If you love humbly designed folk music with a modern, relevant edge, Canadian songbird Jim Clements has just produced the record that you’ve been waiting for in A Failure. There’s no need to argue – A Failure is the preeminent singer/songwriter LP of the 2010s and contains eight of the most fluidly constructed and sharply relatable songs of our time. It’s a step up for Clements’ already sterling body of work, and might just be the record to bring his cherished underground sound into the mainstream once and for all, where most of us can agree he has always truly belonged.
In the song “The Backup Plan,” which is easily one of A Failure’s best tracks, Clements uses his signature style of lyricism to take apart our natural psychology as individuals. We make plans, set up safety nets, and even though they fall through more often than we could ever hope for, it isn’t about the fact that they fell apart, but more in how we choose to pick up the pieces. Clements isn’t self-righteously correcting the error of our ways in this song, but rather trying to keep us from making the same mistakes he has.

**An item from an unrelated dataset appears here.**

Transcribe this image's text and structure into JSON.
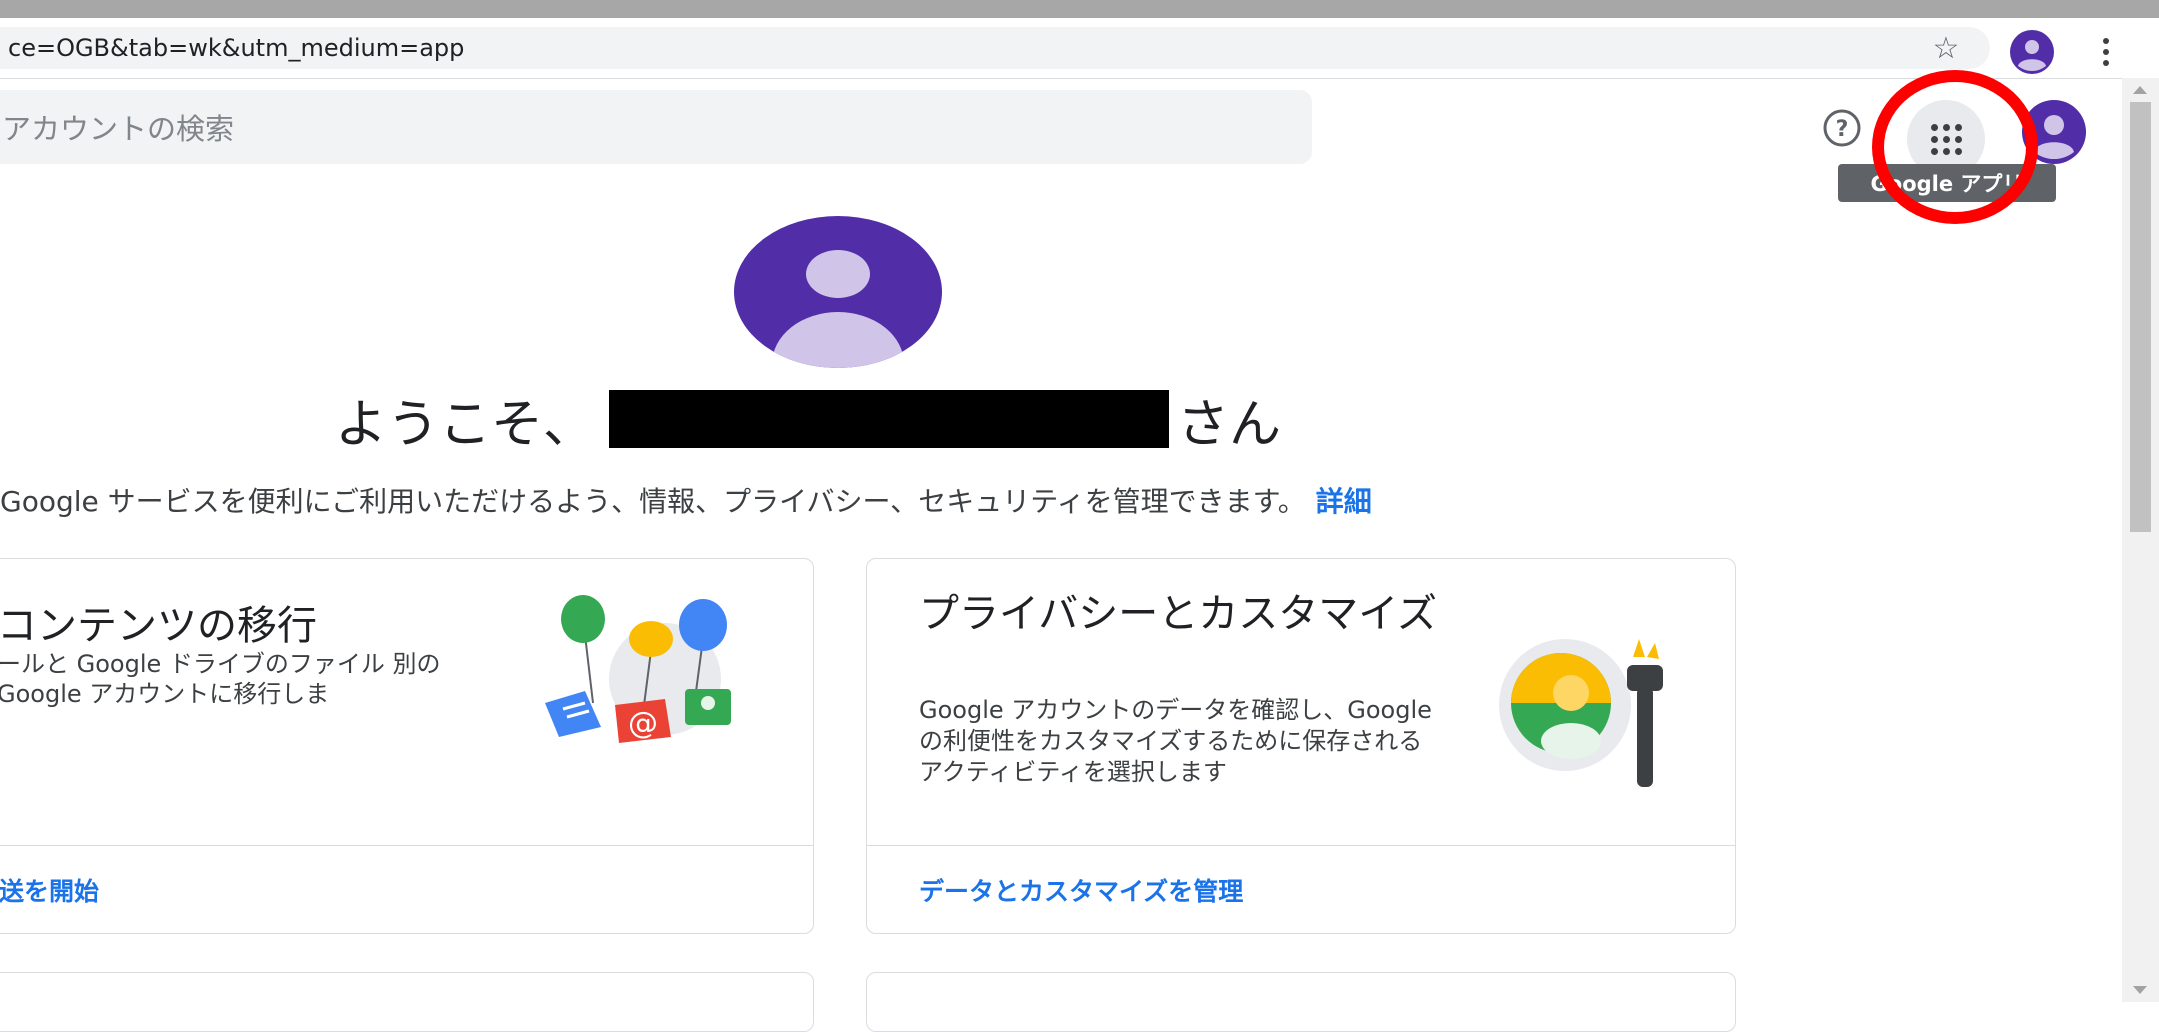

A Failure doesn’t repel away from darkness nor chaotic self-realization, but the “The Advice Song (Just Give Up)” is Clements at his most desolate and insular. It might actually be the song that I enjoyed the most on the record, as it boasts his willingness to get down and dirty both in his lyrics and music if it means he’ll be able to get his point across to the right people. A Failure wasn’t targeted towards the Top 40 bubblegum pop crowd, but Clements didn’t deliberately try and make it inaccessible to folks outside of his general audience. On the contrary, I think that even in its most suffocating tracks he’s trying to reach out to people who might have dismissed him in the past.
This is by no means a freewheeling folk rock album; it’s a jarring provocative social dialogue from the most prolific songwriter that Canada’s seen in a half century. I’m not exaggerating when I stress how grinding a listen this is, but at the same time I also believe it to be Jim Clements’ most artfully conceptual and sonically textured release yet. I don’t think that outsiders are going to reject A Failure in the same way that some mainstream outlets had his work in the past; it’s just too sophisticated, heartfelt and aesthetically pleasing to be ignored.
Anyone who lives for premium melodies and thought provoking lyrics should consider A Failure to be required listening this autumn. It’s the perfect soundtrack to the change in the seasons, colorfully connecting us with the ethereal entity that is music and allowing for us to bask in its untainted oasis. Some albums make us happy, others make us sad, but this album does something that few are ever able to achieve – it makes us see the world through the eyes of the artist, whether we’re sensitively ready for the perspective or not.